What is expected: Hunt through the lines below for the string "value" and copy each one that has it.

Records provided:
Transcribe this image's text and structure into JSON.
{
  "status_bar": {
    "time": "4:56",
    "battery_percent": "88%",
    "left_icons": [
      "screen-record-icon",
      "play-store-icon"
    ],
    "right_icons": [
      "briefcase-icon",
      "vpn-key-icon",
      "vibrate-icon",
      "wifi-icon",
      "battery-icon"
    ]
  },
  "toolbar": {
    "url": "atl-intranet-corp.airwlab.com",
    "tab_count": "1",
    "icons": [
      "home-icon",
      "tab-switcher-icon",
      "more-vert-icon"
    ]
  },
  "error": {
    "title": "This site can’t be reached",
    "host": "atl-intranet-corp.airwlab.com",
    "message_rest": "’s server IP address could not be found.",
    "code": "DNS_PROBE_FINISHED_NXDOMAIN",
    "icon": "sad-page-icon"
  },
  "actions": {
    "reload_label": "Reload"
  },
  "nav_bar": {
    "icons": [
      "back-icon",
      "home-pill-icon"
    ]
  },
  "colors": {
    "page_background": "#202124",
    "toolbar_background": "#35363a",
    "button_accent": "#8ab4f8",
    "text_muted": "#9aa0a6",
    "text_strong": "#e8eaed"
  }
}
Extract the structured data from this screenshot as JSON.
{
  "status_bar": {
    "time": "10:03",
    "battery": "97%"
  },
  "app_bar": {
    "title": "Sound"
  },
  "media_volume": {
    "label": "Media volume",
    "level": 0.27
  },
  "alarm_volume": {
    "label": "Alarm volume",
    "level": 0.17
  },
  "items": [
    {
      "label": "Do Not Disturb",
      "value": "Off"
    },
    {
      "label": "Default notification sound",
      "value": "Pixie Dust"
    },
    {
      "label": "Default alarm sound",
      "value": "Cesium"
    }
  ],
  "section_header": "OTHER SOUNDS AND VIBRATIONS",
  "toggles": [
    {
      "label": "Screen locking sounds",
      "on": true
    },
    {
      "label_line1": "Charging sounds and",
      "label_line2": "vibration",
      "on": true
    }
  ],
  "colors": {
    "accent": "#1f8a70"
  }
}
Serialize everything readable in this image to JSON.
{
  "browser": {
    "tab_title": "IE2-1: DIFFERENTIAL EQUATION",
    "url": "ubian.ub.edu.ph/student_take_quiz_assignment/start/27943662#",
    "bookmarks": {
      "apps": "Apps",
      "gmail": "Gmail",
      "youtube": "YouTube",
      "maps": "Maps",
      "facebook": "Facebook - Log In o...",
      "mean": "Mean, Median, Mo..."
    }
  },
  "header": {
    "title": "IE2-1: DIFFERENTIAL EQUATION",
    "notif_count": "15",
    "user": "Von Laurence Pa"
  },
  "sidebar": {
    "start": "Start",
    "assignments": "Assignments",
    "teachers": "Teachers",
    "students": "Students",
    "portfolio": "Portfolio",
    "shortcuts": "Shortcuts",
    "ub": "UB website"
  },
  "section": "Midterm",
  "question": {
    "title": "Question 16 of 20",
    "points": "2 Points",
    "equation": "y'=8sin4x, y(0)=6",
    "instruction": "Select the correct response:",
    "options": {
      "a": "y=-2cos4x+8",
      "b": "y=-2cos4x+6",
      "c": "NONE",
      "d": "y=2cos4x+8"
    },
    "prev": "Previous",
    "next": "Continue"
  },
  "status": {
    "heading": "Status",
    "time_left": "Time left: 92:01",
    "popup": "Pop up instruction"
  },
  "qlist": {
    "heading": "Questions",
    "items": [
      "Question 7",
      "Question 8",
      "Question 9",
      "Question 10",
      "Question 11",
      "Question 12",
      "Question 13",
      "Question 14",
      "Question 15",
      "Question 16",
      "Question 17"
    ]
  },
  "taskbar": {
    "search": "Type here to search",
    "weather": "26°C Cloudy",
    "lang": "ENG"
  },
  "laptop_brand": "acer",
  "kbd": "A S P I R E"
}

The answer:
      "value": "Off"
      "value": "Pixie Dust"
      "value": "Cesium"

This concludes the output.